Review of Out of the Darkness: The Story of Mary Ellen Wilson by Eric A. Shelman and Stephen Lazoritz, M.D. Dolphin Moon Publishing, 2003 I chose to review this book because it explains the job of a social worker in the early days of the profession. The book appealed to me as an author and advocate. Set in New York City immediately after the Civil War, this book offers a powerful story in a historical context. Using an original style that combines journalism with fiction, the writers completed a work of art that is based on a true story. The protagonist, Mary Ellen Wilson, was a real orphaned child who experienced devastating cruelty at the hands of the first woman to be tried and convicted of child abuse, Mary Connolly. The story climaxes when Etta Wheeler, a social worker Henry Bergh, the founder of the American Society for the Prevention of Cruelty to Animals and Elbridge Gerry, ASPCA attorney, come together to rescue Mary Ellen. It¿s nearly inconceivable that animals were awarded victims¿ rights before children. Thomas Wilson was an immigrant from Ireland who fled the potato famine to shuck oysters at a New York City hotel. In 1861 he married Frances Connor, an English immigrant who he¿d met while she was a laundress at the hotel. While he was on the front lines during the Civil War, she gave birth to their daughter, named Mary Ellen. The year the child was born was the same year that Tom Wilson died in battle, 1864. Frances found it difficult to work and care for her child, so she sought the services of a woman named Martha Score. Childcare for the working poor in the tenements of New York City provided meager nutrition and crowded conditions with no sanitation. However, Miss Score took good care of the baby while Frances worked long hours at the hotel. Travel through the tenements was treacherous at night, so Frances could not visit her child as often as she wished. After her husband died during battle, Fanny turned to alcohol for solace, leading to the loss of her job. Eventually, Fanny died in an ¿inebriate¿s asylum.¿ When the war ended, working women returned to housekeeping as their husbands went to work. This left Miss Score with no income, thereby having to abandon the then two-year old Mary Ellen to Blackwell Island almshouse. Mary Ellen was illegally adopted to the evil Mrs. Connolly, where she suffered for seven years. Etta Wheeler worked for St. Luke¿s Mission she cared for the ¿outdoor poor¿ and frail elderly in the slums of the city. When neighbors spoke about the cries of a child called Mary Ellen, Miss Wheeler used all available resources to rescue Mary Ellen. However, she was often told by pastors, police, and lawyers to not interfere in the family¿s business. Undaunted by the advice, Etta persisted in her rescue efforts, eventually aided by Henry Bergh of the ASPCA. In 1874, with police assist, Mary Ellen was carried out of the abusive home, covered with a horse blanket provided by the ASPCA. The court proceedings set a precedent: ¿There had never been a recognized way to remove a child from an unfit home.¿ The jury trial resulted in felony assault charges against Mrs. Connolly. Etta Wheeler¿s sister, who lived on a farm in upstate New York, legally adopted Mary Ellen. Etta continued her social work in the tenements of New York City, where she was needed most. Mary Ellen eventually married, and her daughters spoke of their mother¿s burns and cuts that never fully healed. However, Mary Ellen lived until the age of ninety-two, surviving her husband by thirty-one years. Meanwhile, Mr. Bergh founded the Society for the Prevention of Cruelty to Children. Mr. Gerry was responsible for forming the initial laws pertaining to the rights of children. This story will cause the reader to wince at the cruelty and rejoice at the rescue. Perhaps the most poignant message in the book comes with the ending: ¿Perhaps we should see Mary Ellen not as the victim of abuse, but as the survivor, and as a per

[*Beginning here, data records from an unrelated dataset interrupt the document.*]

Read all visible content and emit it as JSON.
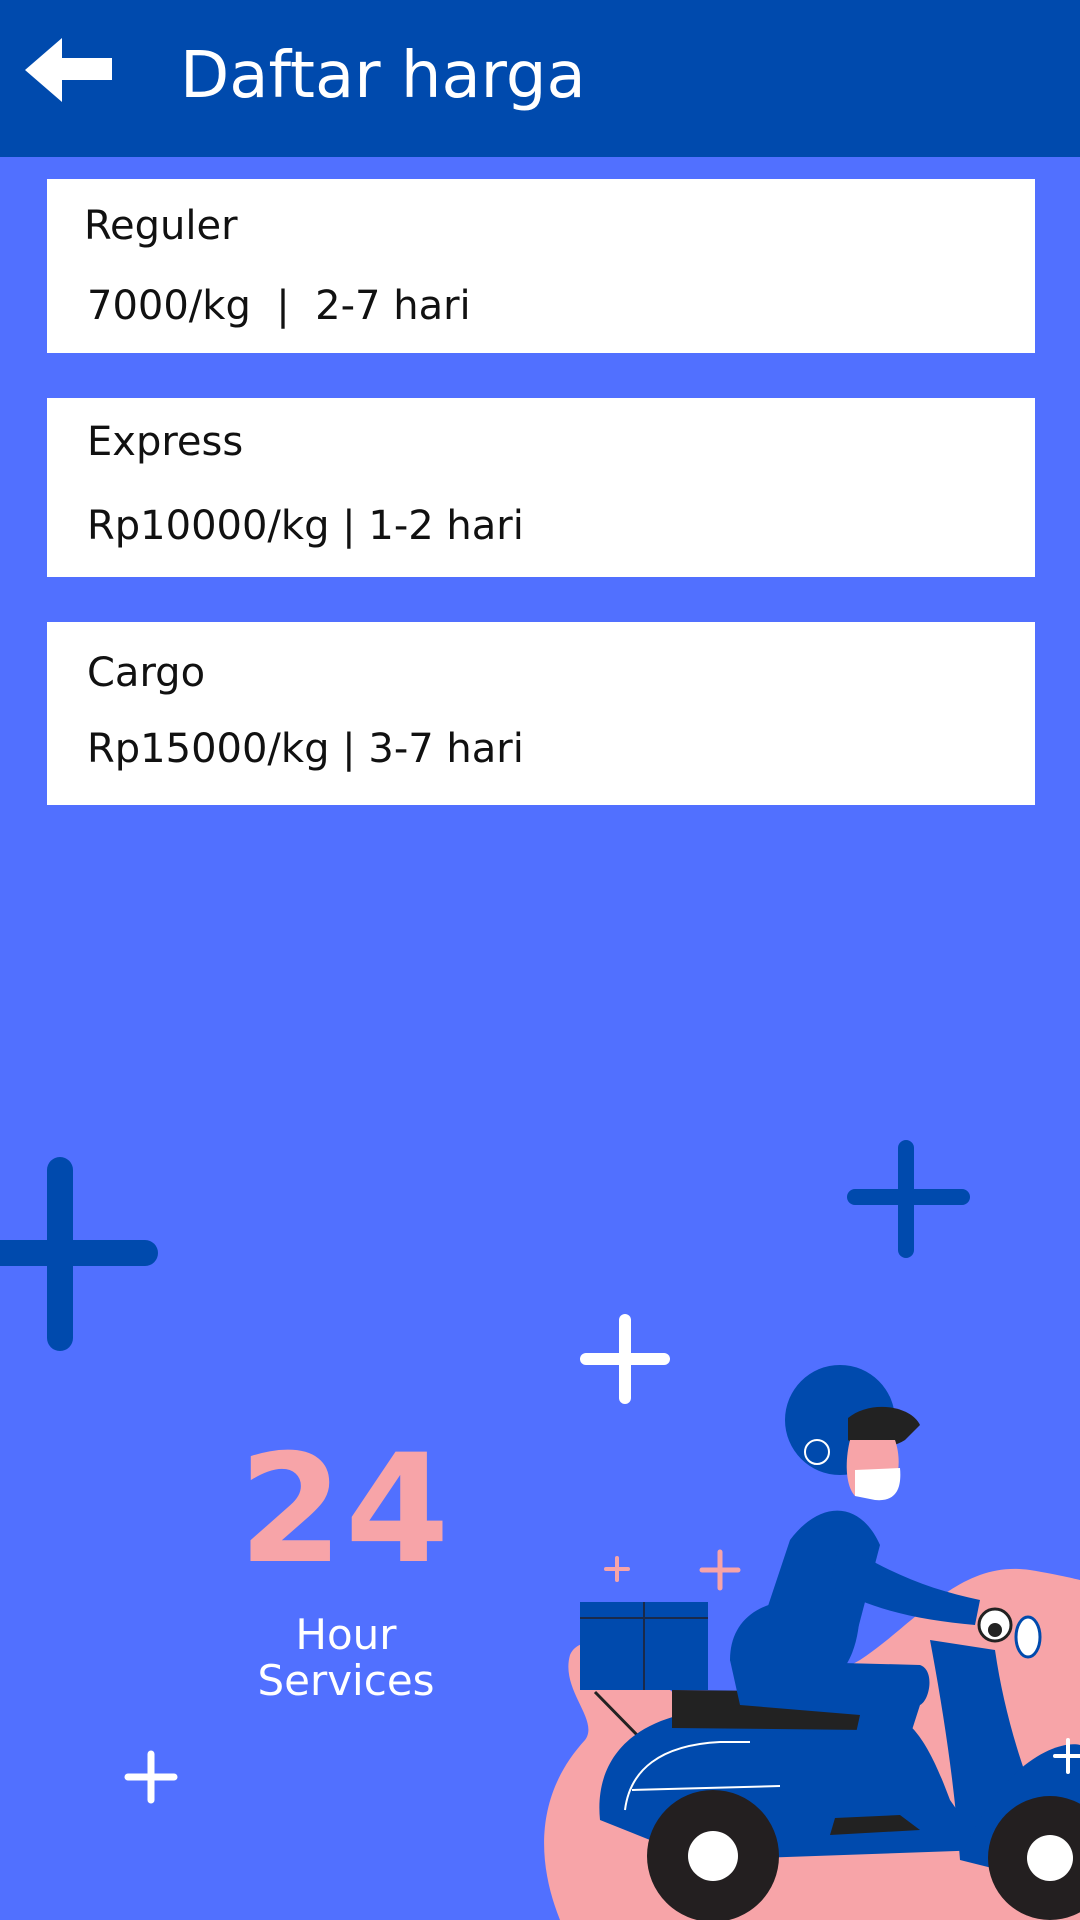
{
  "header": {
    "title": "Daftar harga",
    "back_icon": "arrow-left-icon"
  },
  "price_list": [
    {
      "name": "Reguler",
      "detail": "7000/kg  |  2-7 hari"
    },
    {
      "name": "Express",
      "detail": "Rp10000/kg | 1-2 hari"
    },
    {
      "name": "Cargo",
      "detail": "Rp15000/kg | 3-7 hari"
    }
  ],
  "promo": {
    "number": "24",
    "line1": "Hour",
    "line2": "Services"
  },
  "colors": {
    "header": "#004AAD",
    "background": "#5170FF",
    "card": "#FFFFFF",
    "accent_pink": "#F7A4A8"
  }
}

This book has taught me that there has been a major change in the United States. It helped me to relise that i have a great life and i shouldn't take that for granted. Everyone should read it. It was very important to me. It taught me a lot.
You will be touched by the passionate woman that came to Mary Ellen's rescue and always remember the strings which were all that she had to keep her company during the long, lonely, miserable hours.